Despite this, we remain very optimistic about cryptocurrencies overall.
Tom also provided some insights to where things are heading for crypto and payments.
We may add support for Stellar (to which we provided seed funding) if substantive use continues to grow. It’s possible that Bitcoin Cash, Litecoin, or another Bitcoin variant, will find a way to achieve significant popularity while keeping settlement times and transaction fees very low.
a command-line cryptocurrency trading bot using Node.js and MongoDB.
This is on version 4, so a boat load of effort has been invested in this tool. In light of that, I find this statement from their README funny and somewhat sad:
Zenbot 4 is functional, but is having trouble reliably making profit. At this point, I would recommend against trading with large amounts …
Curated collection of blockchain and cryptocurrency resources.
Not too many awesome podcasts in this list…
Crypto markets are still in their infancy and analysis tooling is limited. This seems like a cause that is ripe for the open source community to help solve. Until then, here’s a Google Sheets hack to get you 80% of the way there.
Old dogs really can learn new tricks:
a smart contract language that compiles to Bitcoin Script
Give Ivy a test drive in the Ivy Playground for Bitcoin.
an open-source network that allows anyone to allocate spare computing resources to make the internet a free and fair place for the entire world.
Cool idea. Get paid via cryptocurrency for serving web content for others on the network.
This is a deep-dive in to Crypto Kitties’ smart contracts to learn (and try to change) how the kitties’ genes are determined. Utterly fascinating stuff.
If you’re like me…

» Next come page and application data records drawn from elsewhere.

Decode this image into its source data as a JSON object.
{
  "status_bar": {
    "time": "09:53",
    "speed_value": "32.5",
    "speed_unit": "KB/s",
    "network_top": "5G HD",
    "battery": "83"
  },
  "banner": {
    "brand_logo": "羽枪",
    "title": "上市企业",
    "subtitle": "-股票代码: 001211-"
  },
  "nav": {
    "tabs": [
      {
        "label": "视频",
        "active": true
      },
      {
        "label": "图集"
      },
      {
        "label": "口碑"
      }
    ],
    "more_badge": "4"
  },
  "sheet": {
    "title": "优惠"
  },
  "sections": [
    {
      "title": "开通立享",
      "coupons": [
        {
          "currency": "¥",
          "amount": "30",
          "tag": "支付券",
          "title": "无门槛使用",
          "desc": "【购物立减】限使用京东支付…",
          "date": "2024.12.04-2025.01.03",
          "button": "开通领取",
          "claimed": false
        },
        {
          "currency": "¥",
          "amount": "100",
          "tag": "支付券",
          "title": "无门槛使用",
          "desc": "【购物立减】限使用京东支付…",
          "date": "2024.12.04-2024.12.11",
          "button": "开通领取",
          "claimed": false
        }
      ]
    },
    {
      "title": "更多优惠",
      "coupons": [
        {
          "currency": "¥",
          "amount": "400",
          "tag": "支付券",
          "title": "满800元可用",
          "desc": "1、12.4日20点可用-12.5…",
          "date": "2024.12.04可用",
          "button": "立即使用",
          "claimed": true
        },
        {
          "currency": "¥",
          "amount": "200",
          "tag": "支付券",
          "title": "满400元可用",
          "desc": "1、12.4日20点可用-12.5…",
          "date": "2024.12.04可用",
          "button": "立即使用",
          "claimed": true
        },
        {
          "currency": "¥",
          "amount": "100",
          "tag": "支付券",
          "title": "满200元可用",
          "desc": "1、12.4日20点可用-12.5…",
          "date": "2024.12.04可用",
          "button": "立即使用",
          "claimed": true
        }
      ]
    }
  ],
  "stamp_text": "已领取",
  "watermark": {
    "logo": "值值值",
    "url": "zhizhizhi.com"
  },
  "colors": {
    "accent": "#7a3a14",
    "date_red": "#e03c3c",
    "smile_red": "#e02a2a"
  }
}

…you’ve probably been ignoring the bitcoin phenomenon for years — because it seemed too complex, far-fetched, or maybe even too libertarian. But if you have any interest in a future where the world moves beyond fossil fuels, you and I should both start paying attention now.
We should be paying attention because the energy usage behind Bitcoin is astounding.
What they might not have accounted for is how much of an energy suck the computer network behind bitcoin could one day become. Simply put, bitcoin is slowing the effort to achieve a rapid transition away from fossil fuels. What’s more, this is just the beginning. Given its rapidly growing climate footprint, bitcoin is a malignant development, and it’s getting worse.
Today, each bitcoin transaction requires the same amount of energy used to power nine homes in the U.S. for one day. The aggregate computing power of the bitcoin network is nearly 100,000 times larger than the world’s 500 fastest supercomputers combined. The total energy use of this web of hardware is huge — an estimated 31 terawatt-hours per year.